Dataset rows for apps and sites
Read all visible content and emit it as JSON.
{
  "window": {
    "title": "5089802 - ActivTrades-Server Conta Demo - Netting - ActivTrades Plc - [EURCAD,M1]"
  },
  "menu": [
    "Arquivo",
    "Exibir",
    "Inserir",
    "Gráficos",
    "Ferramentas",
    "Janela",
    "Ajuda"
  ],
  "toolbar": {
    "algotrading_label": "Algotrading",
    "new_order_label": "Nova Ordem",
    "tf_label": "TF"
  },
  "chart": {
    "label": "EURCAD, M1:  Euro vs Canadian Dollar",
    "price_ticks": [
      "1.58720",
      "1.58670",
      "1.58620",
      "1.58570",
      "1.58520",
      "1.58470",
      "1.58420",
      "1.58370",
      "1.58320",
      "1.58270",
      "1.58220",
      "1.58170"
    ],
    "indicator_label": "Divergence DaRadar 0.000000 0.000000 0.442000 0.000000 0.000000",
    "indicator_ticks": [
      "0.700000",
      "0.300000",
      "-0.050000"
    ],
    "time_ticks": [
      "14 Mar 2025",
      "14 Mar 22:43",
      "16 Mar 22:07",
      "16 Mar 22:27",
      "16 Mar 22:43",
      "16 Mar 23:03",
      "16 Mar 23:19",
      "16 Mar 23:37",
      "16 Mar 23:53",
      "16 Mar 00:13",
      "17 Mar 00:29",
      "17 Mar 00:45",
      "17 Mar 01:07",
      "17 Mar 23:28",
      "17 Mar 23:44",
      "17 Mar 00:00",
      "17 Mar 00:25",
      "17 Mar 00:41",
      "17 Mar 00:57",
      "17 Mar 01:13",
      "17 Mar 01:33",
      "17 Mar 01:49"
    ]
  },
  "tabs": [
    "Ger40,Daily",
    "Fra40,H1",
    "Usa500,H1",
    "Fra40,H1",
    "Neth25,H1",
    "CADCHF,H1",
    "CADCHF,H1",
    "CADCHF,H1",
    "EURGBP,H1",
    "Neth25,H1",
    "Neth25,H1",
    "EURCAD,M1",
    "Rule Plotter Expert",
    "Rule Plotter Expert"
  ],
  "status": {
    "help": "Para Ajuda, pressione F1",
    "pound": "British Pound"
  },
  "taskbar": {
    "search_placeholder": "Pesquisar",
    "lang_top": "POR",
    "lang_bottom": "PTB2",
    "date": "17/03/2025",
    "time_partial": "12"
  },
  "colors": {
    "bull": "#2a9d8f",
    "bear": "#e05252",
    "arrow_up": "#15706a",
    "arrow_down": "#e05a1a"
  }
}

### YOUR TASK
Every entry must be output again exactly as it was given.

### OUTPUT OF THE TASK
Read all visible content and emit it as JSON.
{
  "window": {
    "title": "5089802 - ActivTrades-Server Conta Demo - Netting - ActivTrades Plc - [EURCAD,M1]"
  },
  "menu": [
    "Arquivo",
    "Exibir",
    "Inserir",
    "Gráficos",
    "Ferramentas",
    "Janela",
    "Ajuda"
  ],
  "toolbar": {
    "algotrading_label": "Algotrading",
    "new_order_label": "Nova Ordem",
    "tf_label": "TF"
  },
  "chart": {
    "label": "EURCAD, M1:  Euro vs Canadian Dollar",
    "price_ticks": [
      "1.58720",
      "1.58670",
      "1.58620",
      "1.58570",
      "1.58520",
      "1.58470",
      "1.58420",
      "1.58370",
      "1.58320",
      "1.58270",
      "1.58220",
      "1.58170"
    ],
    "indicator_label": "Divergence DaRadar 0.000000 0.000000 0.442000 0.000000 0.000000",
    "indicator_ticks": [
      "0.700000",
      "0.300000",
      "-0.050000"
    ],
    "time_ticks": [
      "14 Mar 2025",
      "14 Mar 22:43",
      "16 Mar 22:07",
      "16 Mar 22:27",
      "16 Mar 22:43",
      "16 Mar 23:03",
      "16 Mar 23:19",
      "16 Mar 23:37",
      "16 Mar 23:53",
      "16 Mar 00:13",
      "17 Mar 00:29",
      "17 Mar 00:45",
      "17 Mar 01:07",
      "17 Mar 23:28",
      "17 Mar 23:44",
      "17 Mar 00:00",
      "17 Mar 00:25",
      "17 Mar 00:41",
      "17 Mar 00:57",
      "17 Mar 01:13",
      "17 Mar 01:33",
      "17 Mar 01:49"
    ]
  },
  "tabs": [
    "Ger40,Daily",
    "Fra40,H1",
    "Usa500,H1",
    "Fra40,H1",
    "Neth25,H1",
    "CADCHF,H1",
    "CADCHF,H1",
    "CADCHF,H1",
    "EURGBP,H1",
    "Neth25,H1",
    "Neth25,H1",
    "EURCAD,M1",
    "Rule Plotter Expert",
    "Rule Plotter Expert"
  ],
  "status": {
    "help": "Para Ajuda, pressione F1",
    "pound": "British Pound"
  },
  "taskbar": {
    "search_placeholder": "Pesquisar",
    "lang_top": "POR",
    "lang_bottom": "PTB2",
    "date": "17/03/2025",
    "time_partial": "12"
  },
  "colors": {
    "bull": "#2a9d8f",
    "bear": "#e05252",
    "arrow_up": "#15706a",
    "arrow_down": "#e05a1a"
  }
}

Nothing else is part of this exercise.